* Directions for this task *
Your answer should be every line from the records that contains "desde".

* Extracted data *
*-*-*
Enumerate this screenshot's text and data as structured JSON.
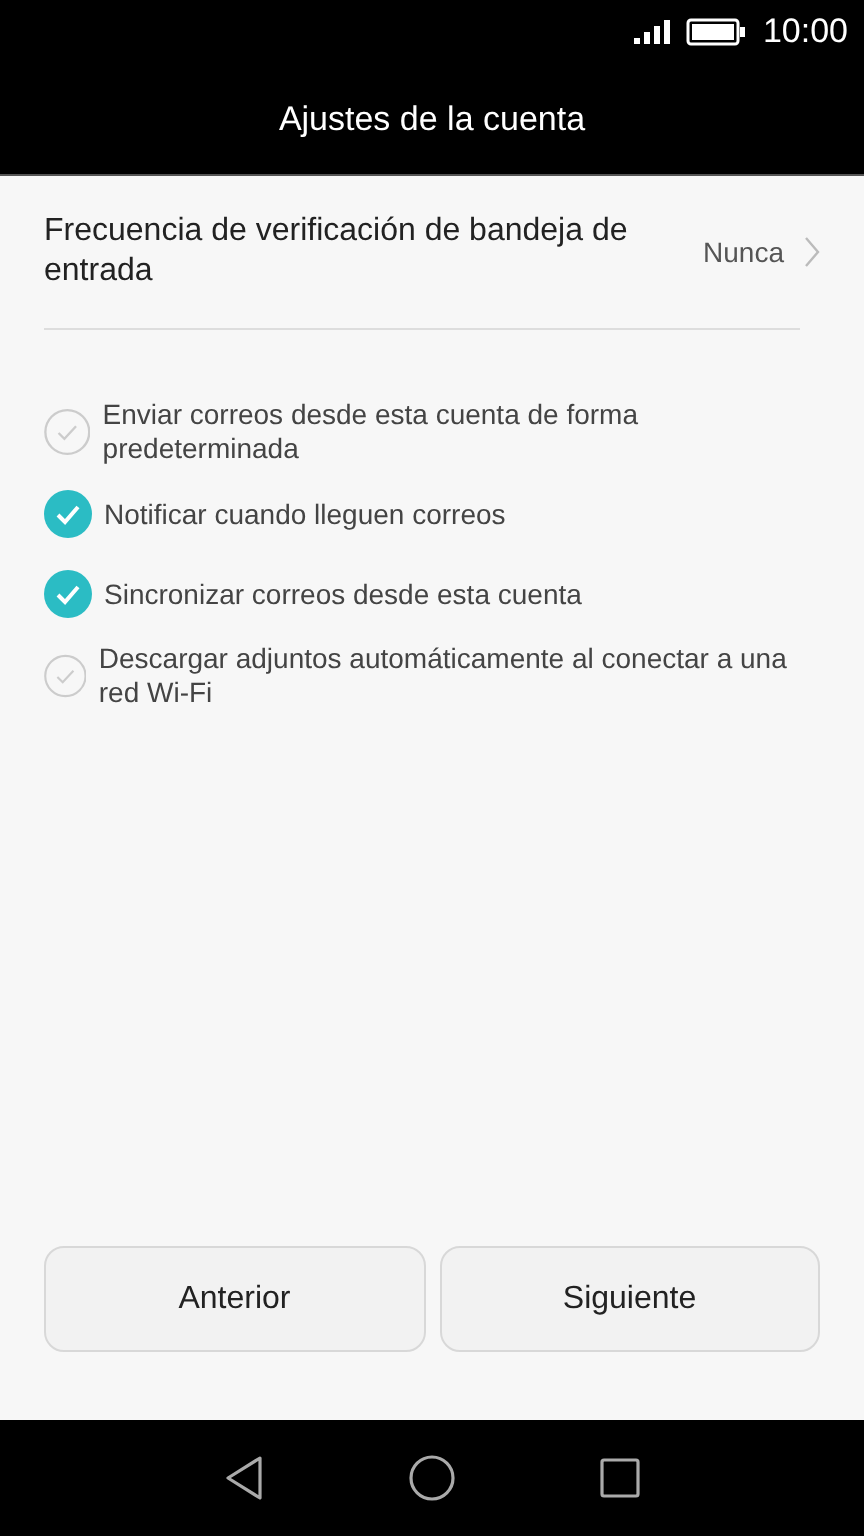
{
  "status_bar": {
    "time": "10:00"
  },
  "title": "Ajustes de la cuenta",
  "setting": {
    "label": "Frecuencia de verificación de bandeja de entrada",
    "value": "Nunca"
  },
  "options": [
    {
      "label": "Enviar correos desde esta cuenta de forma predeterminada",
      "checked": false
    },
    {
      "label": "Notificar cuando lleguen correos",
      "checked": true
    },
    {
      "label": "Sincronizar correos desde esta cuenta",
      "checked": true
    },
    {
      "label": "Descargar adjuntos automáticamente al conectar a una red Wi-Fi",
      "checked": false
    }
  ],
  "buttons": [
    "Anterior",
    "Siguiente"
  ]
}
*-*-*
* Answer section *
      "label": "Enviar correos desde esta cuenta de forma predeterminada",
      "label": "Sincronizar correos desde esta cuenta",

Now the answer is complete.